What does Distributed Generation, Self-Consumption and Simple Net Generation mean? – Written by: editorial staff
Source: Energy National Plan 2015-2030 from Costa Rica’s Energy and Enviornmental Ministry
For many years the traditional way to provide energy to consumers has been through big centralized energy generation plants from where energy is transmited and distributed to the country. For example, a hydroelectric plant is located at a river, generates the energy there and transmits it through electric towers or other resources to the infrastructure of the local grids or public electric companies (utility poles and power lines), and then it is finally delivered to the consumption site (companies, houses, businesses, warehouses, etc).
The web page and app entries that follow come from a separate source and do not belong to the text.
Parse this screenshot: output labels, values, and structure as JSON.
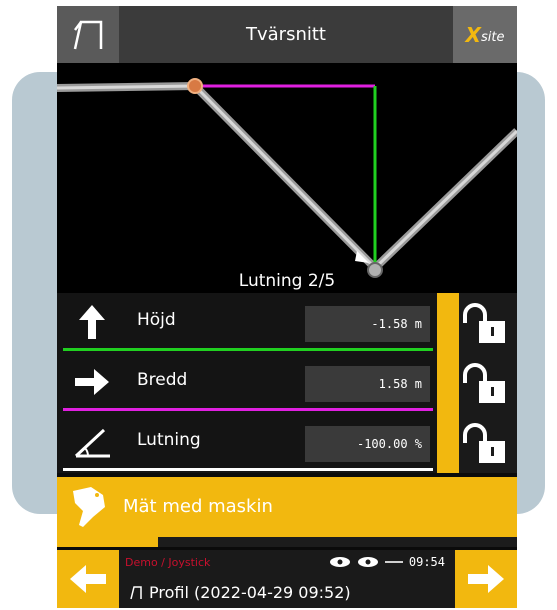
{
  "header": {
    "title": "Tvärsnitt",
    "logo_x": "X",
    "logo_site": "site",
    "left_icon": "bucket-profile-icon"
  },
  "canvas": {
    "label": "Lutning 2/5"
  },
  "rows": [
    {
      "icon": "arrow-up-icon",
      "label": "Höjd",
      "value": "-1.58 m",
      "color": "#20d020"
    },
    {
      "icon": "arrow-right-icon",
      "label": "Bredd",
      "value": "1.58 m",
      "color": "#e020e0"
    },
    {
      "icon": "slope-angle-icon",
      "label": "Lutning",
      "value": "-100.00 %",
      "color": "#ffffff"
    }
  ],
  "measure": {
    "label": "Mät med maskin",
    "icon": "bucket-icon"
  },
  "progress": {
    "fraction": 0.22
  },
  "footer": {
    "mode": "Demo / Joystick",
    "time": "09:54",
    "profile": "Profil (2022-04-29 09:52)",
    "prev_icon": "arrow-left-icon",
    "next_icon": "arrow-right-icon"
  },
  "colors": {
    "accent": "#f2b80f",
    "height_line": "#20d020",
    "width_line": "#e020e0"
  }
}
Frequently the energy generation of this traditional model comes from non-renewable sources such as fossil fuels (highly pollutant) or from renewable sources such as hydroelectric which are not clean sources, since its production process and value chain can highly impact ecosystems and the environment. Building a hydroelectric plant implies intervening forests, rivers, natural resources such as water, among others.
With the advance of time and technology, other ways to generate electricity take place such as solar energy, wind power, biomass, among others, which are clean energies since they don’t have negative impacts in there value chain or are easy to mitigate or compensate in a positive way. These types of technologies generate electric power for self-consumption: this term is known as distributed generation. A building with photovoltaic solar energy has its modules on the roof, generates electricity during the day and consumes it at the moment or when needed.
Technologies that are taken into account inside the Distributed Generation frame are those that are interconnected to the grid (on-grid) with the goal of substituting part of the energy that would normally been taken from the grid. Self-consumption is when a consumer installs a photovoltaic solar system, generates part of the electricity he or she needs and takes the rest from the grid.
It is common that the consumer will not need to use the electricity at the moment when it is being generated so it is sent to the grid in order to “save it or store it” there. In Costa Rica, distribution companies charge the consumer a “toll” in order to use the stored energy. Finally, the distribution company quantifies the received energy, in order to discount it from the monthly bill, so that the consumer would have to pay only the net consumed, this term is know as Simple Net Generation with no sale of surplus. Why without sale of surplus? Because if a house produces more energy that what it needed and it has a positive balance but never used it, that consumer can not sell that surplus to the grid or distribution company and looses it. So for this reason it is very important that a system is designed to perfection to loose as little energy as posible.